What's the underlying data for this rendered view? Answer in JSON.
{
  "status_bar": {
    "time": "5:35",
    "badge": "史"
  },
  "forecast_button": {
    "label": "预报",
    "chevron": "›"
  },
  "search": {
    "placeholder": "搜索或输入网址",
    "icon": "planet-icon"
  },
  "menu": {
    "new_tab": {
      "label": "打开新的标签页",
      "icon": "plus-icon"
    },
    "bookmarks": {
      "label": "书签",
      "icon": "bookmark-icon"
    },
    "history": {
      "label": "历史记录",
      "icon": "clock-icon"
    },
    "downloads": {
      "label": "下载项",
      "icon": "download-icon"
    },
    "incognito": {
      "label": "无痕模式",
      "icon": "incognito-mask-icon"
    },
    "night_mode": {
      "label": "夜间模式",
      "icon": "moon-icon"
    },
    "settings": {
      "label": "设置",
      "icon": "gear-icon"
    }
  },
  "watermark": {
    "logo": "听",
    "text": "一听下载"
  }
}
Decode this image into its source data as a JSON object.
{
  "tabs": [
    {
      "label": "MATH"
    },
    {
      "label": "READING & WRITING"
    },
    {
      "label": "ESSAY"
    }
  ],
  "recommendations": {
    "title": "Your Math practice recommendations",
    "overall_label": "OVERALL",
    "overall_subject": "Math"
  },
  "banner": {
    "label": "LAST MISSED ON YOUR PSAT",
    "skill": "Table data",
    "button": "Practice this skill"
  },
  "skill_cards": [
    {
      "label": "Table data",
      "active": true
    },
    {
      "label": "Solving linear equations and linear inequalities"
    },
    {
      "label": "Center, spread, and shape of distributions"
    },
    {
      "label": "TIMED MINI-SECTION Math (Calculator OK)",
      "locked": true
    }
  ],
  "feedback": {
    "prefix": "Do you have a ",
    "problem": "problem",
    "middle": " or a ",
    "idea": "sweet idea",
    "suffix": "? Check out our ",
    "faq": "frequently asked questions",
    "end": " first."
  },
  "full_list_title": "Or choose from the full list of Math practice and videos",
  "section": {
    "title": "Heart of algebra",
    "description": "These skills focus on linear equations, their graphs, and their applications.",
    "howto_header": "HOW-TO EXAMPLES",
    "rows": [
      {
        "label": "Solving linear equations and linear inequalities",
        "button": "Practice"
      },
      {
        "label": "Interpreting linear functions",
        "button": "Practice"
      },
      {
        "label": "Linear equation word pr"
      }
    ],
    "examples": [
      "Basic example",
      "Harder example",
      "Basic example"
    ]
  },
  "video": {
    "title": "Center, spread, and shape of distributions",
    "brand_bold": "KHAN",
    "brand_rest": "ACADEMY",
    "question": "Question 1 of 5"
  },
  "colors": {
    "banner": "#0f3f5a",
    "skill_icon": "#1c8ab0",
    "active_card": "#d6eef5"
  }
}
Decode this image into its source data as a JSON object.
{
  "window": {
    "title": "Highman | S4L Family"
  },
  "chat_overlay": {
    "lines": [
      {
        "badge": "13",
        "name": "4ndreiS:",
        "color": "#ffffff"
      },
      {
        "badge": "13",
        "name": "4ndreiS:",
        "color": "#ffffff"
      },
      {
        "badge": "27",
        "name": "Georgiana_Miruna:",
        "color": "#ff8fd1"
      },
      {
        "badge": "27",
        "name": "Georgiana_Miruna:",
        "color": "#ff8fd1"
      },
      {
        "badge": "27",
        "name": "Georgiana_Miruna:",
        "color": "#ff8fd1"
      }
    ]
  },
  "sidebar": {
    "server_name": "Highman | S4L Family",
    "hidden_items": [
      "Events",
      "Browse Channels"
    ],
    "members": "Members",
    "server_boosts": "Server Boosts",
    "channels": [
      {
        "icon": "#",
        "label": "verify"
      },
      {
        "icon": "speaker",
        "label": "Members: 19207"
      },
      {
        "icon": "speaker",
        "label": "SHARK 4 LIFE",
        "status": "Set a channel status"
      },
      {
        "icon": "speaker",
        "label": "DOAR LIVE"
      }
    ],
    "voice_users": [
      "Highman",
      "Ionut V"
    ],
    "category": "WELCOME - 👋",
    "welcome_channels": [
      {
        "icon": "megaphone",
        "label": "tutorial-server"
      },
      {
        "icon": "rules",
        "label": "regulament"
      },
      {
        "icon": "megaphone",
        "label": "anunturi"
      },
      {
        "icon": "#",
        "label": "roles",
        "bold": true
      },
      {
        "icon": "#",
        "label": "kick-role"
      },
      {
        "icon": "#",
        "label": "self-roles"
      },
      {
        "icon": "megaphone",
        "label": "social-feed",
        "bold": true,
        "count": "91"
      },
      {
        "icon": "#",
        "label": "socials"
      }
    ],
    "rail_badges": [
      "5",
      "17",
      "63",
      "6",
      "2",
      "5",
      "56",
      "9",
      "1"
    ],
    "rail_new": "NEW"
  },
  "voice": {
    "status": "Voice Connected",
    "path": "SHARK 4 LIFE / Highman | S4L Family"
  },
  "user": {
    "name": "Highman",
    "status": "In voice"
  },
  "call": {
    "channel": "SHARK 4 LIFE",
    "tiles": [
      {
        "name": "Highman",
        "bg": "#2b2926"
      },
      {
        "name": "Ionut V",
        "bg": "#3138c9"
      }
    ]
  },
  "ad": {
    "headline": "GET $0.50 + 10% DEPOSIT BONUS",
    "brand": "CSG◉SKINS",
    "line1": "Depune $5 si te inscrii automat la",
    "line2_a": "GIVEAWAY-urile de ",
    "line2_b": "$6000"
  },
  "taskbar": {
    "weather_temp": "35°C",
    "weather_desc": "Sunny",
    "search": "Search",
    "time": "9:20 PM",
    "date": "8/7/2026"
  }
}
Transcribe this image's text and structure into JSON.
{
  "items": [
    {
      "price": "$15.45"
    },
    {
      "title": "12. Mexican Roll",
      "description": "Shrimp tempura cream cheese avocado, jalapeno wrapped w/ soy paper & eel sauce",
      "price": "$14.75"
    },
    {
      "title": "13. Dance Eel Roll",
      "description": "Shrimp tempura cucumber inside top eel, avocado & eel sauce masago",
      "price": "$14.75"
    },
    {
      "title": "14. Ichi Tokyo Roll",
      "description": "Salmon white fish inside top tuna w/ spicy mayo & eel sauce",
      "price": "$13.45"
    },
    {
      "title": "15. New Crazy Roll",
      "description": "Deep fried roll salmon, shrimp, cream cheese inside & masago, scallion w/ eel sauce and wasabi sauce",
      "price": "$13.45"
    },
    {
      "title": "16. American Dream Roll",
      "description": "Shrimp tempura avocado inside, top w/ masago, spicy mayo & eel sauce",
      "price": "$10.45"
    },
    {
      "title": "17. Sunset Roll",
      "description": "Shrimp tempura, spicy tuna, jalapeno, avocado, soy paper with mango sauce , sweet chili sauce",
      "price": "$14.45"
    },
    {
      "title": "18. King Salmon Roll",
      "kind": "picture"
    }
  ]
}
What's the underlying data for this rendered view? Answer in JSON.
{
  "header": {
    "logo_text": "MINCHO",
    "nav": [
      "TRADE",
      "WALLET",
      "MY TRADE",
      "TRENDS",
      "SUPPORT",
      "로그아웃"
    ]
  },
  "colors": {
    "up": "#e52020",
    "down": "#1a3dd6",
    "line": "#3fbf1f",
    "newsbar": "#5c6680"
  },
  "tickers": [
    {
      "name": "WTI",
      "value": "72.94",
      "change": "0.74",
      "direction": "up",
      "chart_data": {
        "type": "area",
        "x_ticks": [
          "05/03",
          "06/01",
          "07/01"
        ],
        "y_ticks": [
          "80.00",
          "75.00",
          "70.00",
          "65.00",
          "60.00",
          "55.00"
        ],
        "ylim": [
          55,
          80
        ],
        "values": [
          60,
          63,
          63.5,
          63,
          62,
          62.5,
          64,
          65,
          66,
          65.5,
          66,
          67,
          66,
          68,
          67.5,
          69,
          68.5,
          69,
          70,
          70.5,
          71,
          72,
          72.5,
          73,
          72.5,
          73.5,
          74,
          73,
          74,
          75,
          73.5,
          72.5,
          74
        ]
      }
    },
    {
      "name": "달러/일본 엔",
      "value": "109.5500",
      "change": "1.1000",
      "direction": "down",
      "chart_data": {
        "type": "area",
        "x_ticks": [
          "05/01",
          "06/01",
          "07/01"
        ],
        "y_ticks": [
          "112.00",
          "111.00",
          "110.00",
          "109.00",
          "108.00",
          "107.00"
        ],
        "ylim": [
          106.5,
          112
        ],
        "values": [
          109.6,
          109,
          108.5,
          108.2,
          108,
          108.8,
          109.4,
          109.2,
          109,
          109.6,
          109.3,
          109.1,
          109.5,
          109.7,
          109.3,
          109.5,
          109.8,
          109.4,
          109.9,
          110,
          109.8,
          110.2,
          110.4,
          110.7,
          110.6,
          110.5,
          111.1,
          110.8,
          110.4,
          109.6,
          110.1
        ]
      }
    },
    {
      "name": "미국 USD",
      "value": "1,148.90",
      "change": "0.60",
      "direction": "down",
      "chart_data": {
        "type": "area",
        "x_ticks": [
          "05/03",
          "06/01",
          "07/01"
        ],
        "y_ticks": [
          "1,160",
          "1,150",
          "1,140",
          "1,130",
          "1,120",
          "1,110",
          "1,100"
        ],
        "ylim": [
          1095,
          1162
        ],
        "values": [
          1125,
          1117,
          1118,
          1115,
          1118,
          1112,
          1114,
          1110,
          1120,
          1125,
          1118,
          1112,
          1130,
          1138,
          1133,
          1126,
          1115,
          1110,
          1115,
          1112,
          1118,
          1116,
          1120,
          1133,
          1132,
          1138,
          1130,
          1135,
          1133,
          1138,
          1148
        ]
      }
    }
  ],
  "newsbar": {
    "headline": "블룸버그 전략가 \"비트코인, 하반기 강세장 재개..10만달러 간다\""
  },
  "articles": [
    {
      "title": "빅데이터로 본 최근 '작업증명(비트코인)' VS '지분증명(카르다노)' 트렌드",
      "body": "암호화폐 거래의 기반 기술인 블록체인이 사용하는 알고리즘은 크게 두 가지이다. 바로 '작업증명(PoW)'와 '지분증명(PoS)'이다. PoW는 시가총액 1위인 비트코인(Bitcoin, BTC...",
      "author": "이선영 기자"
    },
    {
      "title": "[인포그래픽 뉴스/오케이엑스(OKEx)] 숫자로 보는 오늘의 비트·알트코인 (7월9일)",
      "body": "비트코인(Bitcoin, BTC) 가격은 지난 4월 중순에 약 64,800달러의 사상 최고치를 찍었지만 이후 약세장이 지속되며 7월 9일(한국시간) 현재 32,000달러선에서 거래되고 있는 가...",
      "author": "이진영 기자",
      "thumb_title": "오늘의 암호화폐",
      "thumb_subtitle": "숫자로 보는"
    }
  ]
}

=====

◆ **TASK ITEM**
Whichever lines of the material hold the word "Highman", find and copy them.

◆ **SOLUTION**
    "title": "Highman | S4L Family"
    "server_name": "Highman | S4L Family",
      "Highman",
    "path": "SHARK 4 LIFE / Highman | S4L Family"
    "name": "Highman",
        "name": "Highman",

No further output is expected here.